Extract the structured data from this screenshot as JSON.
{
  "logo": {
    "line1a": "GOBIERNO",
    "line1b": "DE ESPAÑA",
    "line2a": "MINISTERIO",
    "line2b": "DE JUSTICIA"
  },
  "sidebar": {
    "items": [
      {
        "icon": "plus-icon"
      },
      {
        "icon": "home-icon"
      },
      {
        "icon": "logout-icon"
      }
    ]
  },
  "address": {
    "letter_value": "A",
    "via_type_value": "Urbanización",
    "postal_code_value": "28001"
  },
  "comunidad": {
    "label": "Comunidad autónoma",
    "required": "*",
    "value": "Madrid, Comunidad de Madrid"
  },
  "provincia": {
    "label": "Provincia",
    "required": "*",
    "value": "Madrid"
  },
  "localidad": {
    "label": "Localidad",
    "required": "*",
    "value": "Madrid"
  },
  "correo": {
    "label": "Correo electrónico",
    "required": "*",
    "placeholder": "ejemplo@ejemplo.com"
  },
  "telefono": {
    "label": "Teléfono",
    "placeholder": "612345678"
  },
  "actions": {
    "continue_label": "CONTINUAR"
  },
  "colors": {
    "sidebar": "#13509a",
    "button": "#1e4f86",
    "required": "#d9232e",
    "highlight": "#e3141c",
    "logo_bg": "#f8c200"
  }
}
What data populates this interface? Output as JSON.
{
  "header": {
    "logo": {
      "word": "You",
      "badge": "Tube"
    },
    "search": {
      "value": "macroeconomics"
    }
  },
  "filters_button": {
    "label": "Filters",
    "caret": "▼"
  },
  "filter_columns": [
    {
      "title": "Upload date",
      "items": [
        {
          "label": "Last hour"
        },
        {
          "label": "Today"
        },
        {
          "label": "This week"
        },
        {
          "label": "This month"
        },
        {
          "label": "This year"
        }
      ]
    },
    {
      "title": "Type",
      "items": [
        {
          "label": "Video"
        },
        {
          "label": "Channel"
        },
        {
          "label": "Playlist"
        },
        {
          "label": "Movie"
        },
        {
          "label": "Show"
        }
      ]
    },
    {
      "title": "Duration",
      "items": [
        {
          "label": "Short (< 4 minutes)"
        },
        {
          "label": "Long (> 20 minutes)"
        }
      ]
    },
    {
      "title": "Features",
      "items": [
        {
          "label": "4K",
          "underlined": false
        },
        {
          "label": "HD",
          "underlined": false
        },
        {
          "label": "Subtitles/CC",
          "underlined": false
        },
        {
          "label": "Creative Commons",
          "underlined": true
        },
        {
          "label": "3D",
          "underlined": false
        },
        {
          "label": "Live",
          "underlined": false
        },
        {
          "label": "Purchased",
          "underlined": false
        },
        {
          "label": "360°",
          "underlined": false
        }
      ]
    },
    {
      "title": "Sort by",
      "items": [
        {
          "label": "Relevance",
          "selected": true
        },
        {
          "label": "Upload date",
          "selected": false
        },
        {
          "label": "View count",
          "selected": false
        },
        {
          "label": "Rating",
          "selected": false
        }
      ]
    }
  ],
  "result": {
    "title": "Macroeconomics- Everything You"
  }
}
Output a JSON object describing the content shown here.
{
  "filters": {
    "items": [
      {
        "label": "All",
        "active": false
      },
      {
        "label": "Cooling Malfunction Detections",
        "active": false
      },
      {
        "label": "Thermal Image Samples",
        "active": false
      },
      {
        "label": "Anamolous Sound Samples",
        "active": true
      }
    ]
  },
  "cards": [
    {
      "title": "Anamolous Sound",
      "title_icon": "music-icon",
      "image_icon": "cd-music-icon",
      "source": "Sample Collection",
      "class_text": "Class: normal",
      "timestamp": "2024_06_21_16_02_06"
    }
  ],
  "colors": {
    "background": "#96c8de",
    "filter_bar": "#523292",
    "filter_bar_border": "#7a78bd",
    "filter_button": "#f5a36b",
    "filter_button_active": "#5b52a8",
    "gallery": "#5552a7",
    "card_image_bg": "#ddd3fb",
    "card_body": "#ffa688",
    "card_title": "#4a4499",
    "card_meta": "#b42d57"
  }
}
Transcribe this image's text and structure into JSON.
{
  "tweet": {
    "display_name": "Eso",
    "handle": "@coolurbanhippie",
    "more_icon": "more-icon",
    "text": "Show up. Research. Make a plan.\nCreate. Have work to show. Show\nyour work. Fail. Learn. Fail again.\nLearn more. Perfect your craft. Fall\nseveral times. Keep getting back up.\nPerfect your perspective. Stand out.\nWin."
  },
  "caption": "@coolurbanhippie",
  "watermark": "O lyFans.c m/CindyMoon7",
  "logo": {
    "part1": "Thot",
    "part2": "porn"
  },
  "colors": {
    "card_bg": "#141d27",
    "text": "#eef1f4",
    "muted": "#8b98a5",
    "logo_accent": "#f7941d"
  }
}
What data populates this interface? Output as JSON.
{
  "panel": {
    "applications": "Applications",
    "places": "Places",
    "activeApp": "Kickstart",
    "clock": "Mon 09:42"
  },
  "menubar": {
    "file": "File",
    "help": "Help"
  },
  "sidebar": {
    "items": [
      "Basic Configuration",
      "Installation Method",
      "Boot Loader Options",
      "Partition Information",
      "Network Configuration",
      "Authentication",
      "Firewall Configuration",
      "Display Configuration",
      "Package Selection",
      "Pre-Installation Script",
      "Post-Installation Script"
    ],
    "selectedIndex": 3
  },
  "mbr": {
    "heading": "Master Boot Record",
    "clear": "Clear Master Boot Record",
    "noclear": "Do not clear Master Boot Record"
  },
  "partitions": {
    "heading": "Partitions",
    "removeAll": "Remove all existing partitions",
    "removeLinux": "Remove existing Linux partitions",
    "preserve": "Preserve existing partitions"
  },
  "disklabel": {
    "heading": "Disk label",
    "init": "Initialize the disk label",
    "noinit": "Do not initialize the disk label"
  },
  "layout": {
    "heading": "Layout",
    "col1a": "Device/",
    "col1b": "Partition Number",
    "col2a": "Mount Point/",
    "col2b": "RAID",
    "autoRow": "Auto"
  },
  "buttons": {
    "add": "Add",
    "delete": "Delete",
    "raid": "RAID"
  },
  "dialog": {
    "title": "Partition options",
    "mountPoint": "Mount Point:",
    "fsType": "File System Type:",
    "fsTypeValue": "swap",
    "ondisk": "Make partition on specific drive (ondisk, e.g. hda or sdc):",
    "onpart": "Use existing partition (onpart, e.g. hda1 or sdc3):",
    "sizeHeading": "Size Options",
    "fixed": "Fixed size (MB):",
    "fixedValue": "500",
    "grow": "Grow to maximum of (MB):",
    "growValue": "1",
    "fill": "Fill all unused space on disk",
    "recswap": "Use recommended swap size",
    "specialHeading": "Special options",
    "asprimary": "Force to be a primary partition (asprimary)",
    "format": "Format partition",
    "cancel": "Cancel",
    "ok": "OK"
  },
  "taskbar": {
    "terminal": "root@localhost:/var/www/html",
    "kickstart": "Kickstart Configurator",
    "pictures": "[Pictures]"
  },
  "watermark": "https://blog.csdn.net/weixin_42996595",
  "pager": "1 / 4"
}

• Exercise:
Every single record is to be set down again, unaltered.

• The completed task:
Extract the structured data from this screenshot as JSON.
{
  "logo": {
    "line1a": "GOBIERNO",
    "line1b": "DE ESPAÑA",
    "line2a": "MINISTERIO",
    "line2b": "DE JUSTICIA"
  },
  "sidebar": {
    "items": [
      {
        "icon": "plus-icon"
      },
      {
        "icon": "home-icon"
      },
      {
        "icon": "logout-icon"
      }
    ]
  },
  "address": {
    "letter_value": "A",
    "via_type_value": "Urbanización",
    "postal_code_value": "28001"
  },
  "comunidad": {
    "label": "Comunidad autónoma",
    "required": "*",
    "value": "Madrid, Comunidad de Madrid"
  },
  "provincia": {
    "label": "Provincia",
    "required": "*",
    "value": "Madrid"
  },
  "localidad": {
    "label": "Localidad",
    "required": "*",
    "value": "Madrid"
  },
  "correo": {
    "label": "Correo electrónico",
    "required": "*",
    "placeholder": "ejemplo@ejemplo.com"
  },
  "telefono": {
    "label": "Teléfono",
    "placeholder": "612345678"
  },
  "actions": {
    "continue_label": "CONTINUAR"
  },
  "colors": {
    "sidebar": "#13509a",
    "button": "#1e4f86",
    "required": "#d9232e",
    "highlight": "#e3141c",
    "logo_bg": "#f8c200"
  }
}
What data populates this interface? Output as JSON.
{
  "header": {
    "logo": {
      "word": "You",
      "badge": "Tube"
    },
    "search": {
      "value": "macroeconomics"
    }
  },
  "filters_button": {
    "label": "Filters",
    "caret": "▼"
  },
  "filter_columns": [
    {
      "title": "Upload date",
      "items": [
        {
          "label": "Last hour"
        },
        {
          "label": "Today"
        },
        {
          "label": "This week"
        },
        {
          "label": "This month"
        },
        {
          "label": "This year"
        }
      ]
    },
    {
      "title": "Type",
      "items": [
        {
          "label": "Video"
        },
        {
          "label": "Channel"
        },
        {
          "label": "Playlist"
        },
        {
          "label": "Movie"
        },
        {
          "label": "Show"
        }
      ]
    },
    {
      "title": "Duration",
      "items": [
        {
          "label": "Short (< 4 minutes)"
        },
        {
          "label": "Long (> 20 minutes)"
        }
      ]
    },
    {
      "title": "Features",
      "items": [
        {
          "label": "4K",
          "underlined": false
        },
        {
          "label": "HD",
          "underlined": false
        },
        {
          "label": "Subtitles/CC",
          "underlined": false
        },
        {
          "label": "Creative Commons",
          "underlined": true
        },
        {
          "label": "3D",
          "underlined": false
        },
        {
          "label": "Live",
          "underlined": false
        },
        {
          "label": "Purchased",
          "underlined": false
        },
        {
          "label": "360°",
          "underlined": false
        }
      ]
    },
    {
      "title": "Sort by",
      "items": [
        {
          "label": "Relevance",
          "selected": true
        },
        {
          "label": "Upload date",
          "selected": false
        },
        {
          "label": "View count",
          "selected": false
        },
        {
          "label": "Rating",
          "selected": false
        }
      ]
    }
  ],
  "result": {
    "title": "Macroeconomics- Everything You"
  }
}
Output a JSON object describing the content shown here.
{
  "filters": {
    "items": [
      {
        "label": "All",
        "active": false
      },
      {
        "label": "Cooling Malfunction Detections",
        "active": false
      },
      {
        "label": "Thermal Image Samples",
        "active": false
      },
      {
        "label": "Anamolous Sound Samples",
        "active": true
      }
    ]
  },
  "cards": [
    {
      "title": "Anamolous Sound",
      "title_icon": "music-icon",
      "image_icon": "cd-music-icon",
      "source": "Sample Collection",
      "class_text": "Class: normal",
      "timestamp": "2024_06_21_16_02_06"
    }
  ],
  "colors": {
    "background": "#96c8de",
    "filter_bar": "#523292",
    "filter_bar_border": "#7a78bd",
    "filter_button": "#f5a36b",
    "filter_button_active": "#5b52a8",
    "gallery": "#5552a7",
    "card_image_bg": "#ddd3fb",
    "card_body": "#ffa688",
    "card_title": "#4a4499",
    "card_meta": "#b42d57"
  }
}
Transcribe this image's text and structure into JSON.
{
  "tweet": {
    "display_name": "Eso",
    "handle": "@coolurbanhippie",
    "more_icon": "more-icon",
    "text": "Show up. Research. Make a plan.\nCreate. Have work to show. Show\nyour work. Fail. Learn. Fail again.\nLearn more. Perfect your craft. Fall\nseveral times. Keep getting back up.\nPerfect your perspective. Stand out.\nWin."
  },
  "caption": "@coolurbanhippie",
  "watermark": "O lyFans.c m/CindyMoon7",
  "logo": {
    "part1": "Thot",
    "part2": "porn"
  },
  "colors": {
    "card_bg": "#141d27",
    "text": "#eef1f4",
    "muted": "#8b98a5",
    "logo_accent": "#f7941d"
  }
}
What data populates this interface? Output as JSON.
{
  "panel": {
    "applications": "Applications",
    "places": "Places",
    "activeApp": "Kickstart",
    "clock": "Mon 09:42"
  },
  "menubar": {
    "file": "File",
    "help": "Help"
  },
  "sidebar": {
    "items": [
      "Basic Configuration",
      "Installation Method",
      "Boot Loader Options",
      "Partition Information",
      "Network Configuration",
      "Authentication",
      "Firewall Configuration",
      "Display Configuration",
      "Package Selection",
      "Pre-Installation Script",
      "Post-Installation Script"
    ],
    "selectedIndex": 3
  },
  "mbr": {
    "heading": "Master Boot Record",
    "clear": "Clear Master Boot Record",
    "noclear": "Do not clear Master Boot Record"
  },
  "partitions": {
    "heading": "Partitions",
    "removeAll": "Remove all existing partitions",
    "removeLinux": "Remove existing Linux partitions",
    "preserve": "Preserve existing partitions"
  },
  "disklabel": {
    "heading": "Disk label",
    "init": "Initialize the disk label",
    "noinit": "Do not initialize the disk label"
  },
  "layout": {
    "heading": "Layout",
    "col1a": "Device/",
    "col1b": "Partition Number",
    "col2a": "Mount Point/",
    "col2b": "RAID",
    "autoRow": "Auto"
  },
  "buttons": {
    "add": "Add",
    "delete": "Delete",
    "raid": "RAID"
  },
  "dialog": {
    "title": "Partition options",
    "mountPoint": "Mount Point:",
    "fsType": "File System Type:",
    "fsTypeValue": "swap",
    "ondisk": "Make partition on specific drive (ondisk, e.g. hda or sdc):",
    "onpart": "Use existing partition (onpart, e.g. hda1 or sdc3):",
    "sizeHeading": "Size Options",
    "fixed": "Fixed size (MB):",
    "fixedValue": "500",
    "grow": "Grow to maximum of (MB):",
    "growValue": "1",
    "fill": "Fill all unused space on disk",
    "recswap": "Use recommended swap size",
    "specialHeading": "Special options",
    "asprimary": "Force to be a primary partition (asprimary)",
    "format": "Format partition",
    "cancel": "Cancel",
    "ok": "OK"
  },
  "taskbar": {
    "terminal": "root@localhost:/var/www/html",
    "kickstart": "Kickstart Configurator",
    "pictures": "[Pictures]"
  },
  "watermark": "https://blog.csdn.net/weixin_42996595",
  "pager": "1 / 4"
}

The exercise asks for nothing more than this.